Once I got onto the wall I found out that while the initial climbing on this pitch is easy, the pro is not PG like Dick says. I couldn't find anything at all for at least 25 feet or so, until at last I got a bomber red # 1 Camalot. Then after that one piece I had to run it out at least another twenty feet, back into ledge fall range, before I found another placement. All of this was in 5.3 territory, but still I was not happy about it. Later, on rappel, I saw that I missed a placement early in the pitch in a shallow left-facing corner just to the right of the route. But even if you get this placement, be warned that the runouts on Raunchy's pitch two are substantial.
Once I got past the runouts I had to confront the shitty rock below the crux. There is a hollow flaky thing that is like a long towel rack, attached at the ends to the cliff but seemingly not fixed into place anywhere along its length of at least twenty or so feet. I started to thread a runner behind this thing and then thought better of it.
Worse than the hollow towel rack were the loose plates just below the crux. These plates form the obvious footholds as you start the crux moves, but when I touched one and it moved, I had a terrible vision of the plate-- which was about the size of a half-sheet pan-- hurtling down towards Gail, who was helplessly tethered to the tree. I stepped down and marked this plate with a chalked "X," then went back up to the crux to discover that the next plate over was also loose. But I was committed at this point and didn't try to go back to mark the second loose plate.
After all that, the crux was actually really fun. At the roof, if you move left there is an old pin to clip and a perfect placement to back it up right next to it. Good juggy moves take you right and up through the overhang, with another great horizontal for pro about halfway though. The crux was nothing but good times and probably a bit soft for 5.8.
But just when I was starting to enjoy the pitch it went sour on me again. The last bits up to the GT Ledge are heavily overgrown. You fight to the belay tree through a jungle.

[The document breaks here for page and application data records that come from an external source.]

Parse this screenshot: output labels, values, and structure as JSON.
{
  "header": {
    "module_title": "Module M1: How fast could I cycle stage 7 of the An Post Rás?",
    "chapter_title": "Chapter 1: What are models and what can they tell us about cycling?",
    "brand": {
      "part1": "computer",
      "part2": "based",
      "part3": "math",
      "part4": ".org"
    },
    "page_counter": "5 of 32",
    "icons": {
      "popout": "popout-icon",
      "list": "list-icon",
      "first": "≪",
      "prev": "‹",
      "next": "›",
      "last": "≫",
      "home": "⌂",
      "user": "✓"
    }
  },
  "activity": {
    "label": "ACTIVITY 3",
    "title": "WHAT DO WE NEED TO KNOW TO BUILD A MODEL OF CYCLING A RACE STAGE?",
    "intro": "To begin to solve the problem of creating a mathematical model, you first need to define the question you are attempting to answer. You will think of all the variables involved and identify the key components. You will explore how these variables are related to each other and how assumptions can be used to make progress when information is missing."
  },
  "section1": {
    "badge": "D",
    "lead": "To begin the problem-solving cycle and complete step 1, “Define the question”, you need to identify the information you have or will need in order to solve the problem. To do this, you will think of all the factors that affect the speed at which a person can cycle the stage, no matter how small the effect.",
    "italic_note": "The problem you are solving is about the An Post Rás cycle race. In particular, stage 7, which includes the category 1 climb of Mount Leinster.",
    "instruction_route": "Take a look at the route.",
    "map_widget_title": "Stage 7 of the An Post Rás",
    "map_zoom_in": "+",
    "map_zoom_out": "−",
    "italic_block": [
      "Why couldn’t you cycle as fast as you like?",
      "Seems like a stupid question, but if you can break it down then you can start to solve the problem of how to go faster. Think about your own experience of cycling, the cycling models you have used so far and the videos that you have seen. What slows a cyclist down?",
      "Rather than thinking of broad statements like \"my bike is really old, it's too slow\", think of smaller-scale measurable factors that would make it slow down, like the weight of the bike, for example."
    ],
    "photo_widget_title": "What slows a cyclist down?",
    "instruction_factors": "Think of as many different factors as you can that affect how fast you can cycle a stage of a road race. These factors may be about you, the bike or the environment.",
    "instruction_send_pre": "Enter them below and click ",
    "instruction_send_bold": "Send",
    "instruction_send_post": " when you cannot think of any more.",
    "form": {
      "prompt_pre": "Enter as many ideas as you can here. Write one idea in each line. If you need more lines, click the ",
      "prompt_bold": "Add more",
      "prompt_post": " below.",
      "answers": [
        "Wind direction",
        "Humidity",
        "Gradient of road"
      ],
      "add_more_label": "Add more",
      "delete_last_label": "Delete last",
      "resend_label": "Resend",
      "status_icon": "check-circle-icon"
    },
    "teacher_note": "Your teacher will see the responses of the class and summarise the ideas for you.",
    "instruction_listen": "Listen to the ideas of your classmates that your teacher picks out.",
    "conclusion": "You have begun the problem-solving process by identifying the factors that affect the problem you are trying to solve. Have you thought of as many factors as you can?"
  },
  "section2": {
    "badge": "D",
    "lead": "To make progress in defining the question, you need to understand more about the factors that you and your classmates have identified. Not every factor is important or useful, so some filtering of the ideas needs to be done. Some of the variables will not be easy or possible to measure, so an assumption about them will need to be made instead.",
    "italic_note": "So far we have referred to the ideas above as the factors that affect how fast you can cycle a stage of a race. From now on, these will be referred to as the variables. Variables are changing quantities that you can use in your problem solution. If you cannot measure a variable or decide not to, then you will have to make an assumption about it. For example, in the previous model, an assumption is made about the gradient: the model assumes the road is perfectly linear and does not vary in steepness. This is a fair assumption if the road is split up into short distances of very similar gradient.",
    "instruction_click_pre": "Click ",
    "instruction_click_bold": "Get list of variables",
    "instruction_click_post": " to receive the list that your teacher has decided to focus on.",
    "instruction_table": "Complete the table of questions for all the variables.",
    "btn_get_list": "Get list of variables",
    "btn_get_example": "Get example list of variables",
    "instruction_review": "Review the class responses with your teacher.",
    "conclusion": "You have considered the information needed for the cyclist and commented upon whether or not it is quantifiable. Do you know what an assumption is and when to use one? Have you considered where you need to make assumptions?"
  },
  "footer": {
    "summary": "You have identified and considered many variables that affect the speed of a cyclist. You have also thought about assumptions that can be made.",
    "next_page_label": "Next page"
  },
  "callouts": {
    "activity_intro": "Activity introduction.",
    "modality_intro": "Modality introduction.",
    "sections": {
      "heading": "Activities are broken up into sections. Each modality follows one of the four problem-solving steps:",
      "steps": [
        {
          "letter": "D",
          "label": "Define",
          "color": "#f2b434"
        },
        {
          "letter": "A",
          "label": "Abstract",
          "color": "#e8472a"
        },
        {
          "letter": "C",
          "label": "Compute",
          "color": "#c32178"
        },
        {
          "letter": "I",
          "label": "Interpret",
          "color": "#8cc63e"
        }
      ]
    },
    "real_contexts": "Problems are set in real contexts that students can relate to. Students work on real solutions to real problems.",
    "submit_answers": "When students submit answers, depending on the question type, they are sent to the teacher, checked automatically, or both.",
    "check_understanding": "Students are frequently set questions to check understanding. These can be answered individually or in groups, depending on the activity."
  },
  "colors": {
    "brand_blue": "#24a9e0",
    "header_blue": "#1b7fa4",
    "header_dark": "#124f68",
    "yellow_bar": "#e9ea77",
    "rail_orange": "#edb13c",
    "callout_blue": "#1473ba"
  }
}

All in all I think pitch two of Raunchy isn't worth doing. The crux is nice, and might offset the weeds and the runouts, but for me the crappy rock just below the crux seals it. I don't have any intention of maneuvering through there again, and I don't think you should either.